Meanwhile, companies like Exxon continue to fight efforts to make the company address climate change. The petrochemical billionaire Koch brothers continue their war on electric cars, which threaten their businesses. And the Trump administration continues its war on science.

If past is prologue, Exxon and the rest of the oil and gas industry will likely spend large sums of money trying to lock in future demand for their products while fighting the transition to renewable energy every step of the way.

That’s despite acknowledging the economic viability of renewable energy in the hottest oil field in America — the Permian region in Texas and New Mexico. There, Exxon and the oil industry are choosing to power their fracking operations with solar, wind, and battery storage despite the region being awash in cheap natural gas.

Renewables just make economic sense. While some oil and gas producers have opted out of burning natural gas, their so-called “bridge fuel,” when they need to buy new power, the industry’s efforts to lock in future demand for natural gas is removing consumers’ ability to follow suit.

Main image: Natural gas flare, Balmorhea, Texas. Credit: Ken LundCC BYSA 2.0

Justin Mikulka

Justin Mikulka is a freelance writer and audio and video producer living in Trumansburg, New York.

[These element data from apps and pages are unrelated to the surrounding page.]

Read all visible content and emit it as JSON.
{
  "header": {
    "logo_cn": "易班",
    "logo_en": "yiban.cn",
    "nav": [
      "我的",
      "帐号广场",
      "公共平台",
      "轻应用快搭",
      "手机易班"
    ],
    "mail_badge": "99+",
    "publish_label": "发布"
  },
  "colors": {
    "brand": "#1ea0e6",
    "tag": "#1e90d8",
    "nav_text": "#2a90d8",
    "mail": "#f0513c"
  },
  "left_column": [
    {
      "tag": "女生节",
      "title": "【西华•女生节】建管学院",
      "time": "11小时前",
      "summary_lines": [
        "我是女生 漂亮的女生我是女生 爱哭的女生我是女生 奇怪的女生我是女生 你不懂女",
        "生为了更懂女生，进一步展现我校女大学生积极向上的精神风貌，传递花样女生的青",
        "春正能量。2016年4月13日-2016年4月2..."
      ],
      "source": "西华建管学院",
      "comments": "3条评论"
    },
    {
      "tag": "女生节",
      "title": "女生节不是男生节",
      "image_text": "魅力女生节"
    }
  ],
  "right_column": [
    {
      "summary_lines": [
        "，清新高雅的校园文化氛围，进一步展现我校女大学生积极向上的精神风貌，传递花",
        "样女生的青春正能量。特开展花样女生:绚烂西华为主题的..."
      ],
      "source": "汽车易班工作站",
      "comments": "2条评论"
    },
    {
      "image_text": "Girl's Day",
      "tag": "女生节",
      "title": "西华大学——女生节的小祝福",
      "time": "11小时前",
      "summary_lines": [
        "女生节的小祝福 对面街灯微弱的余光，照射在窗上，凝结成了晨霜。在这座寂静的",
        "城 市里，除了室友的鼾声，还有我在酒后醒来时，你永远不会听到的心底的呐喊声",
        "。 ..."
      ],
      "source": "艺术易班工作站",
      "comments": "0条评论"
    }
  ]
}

He holds a degree in Civil and Environmental Engineering from Cornell University.

Tags: environmental effects of fossil fuel extraction, greenhouse gas emissions, Natural Gas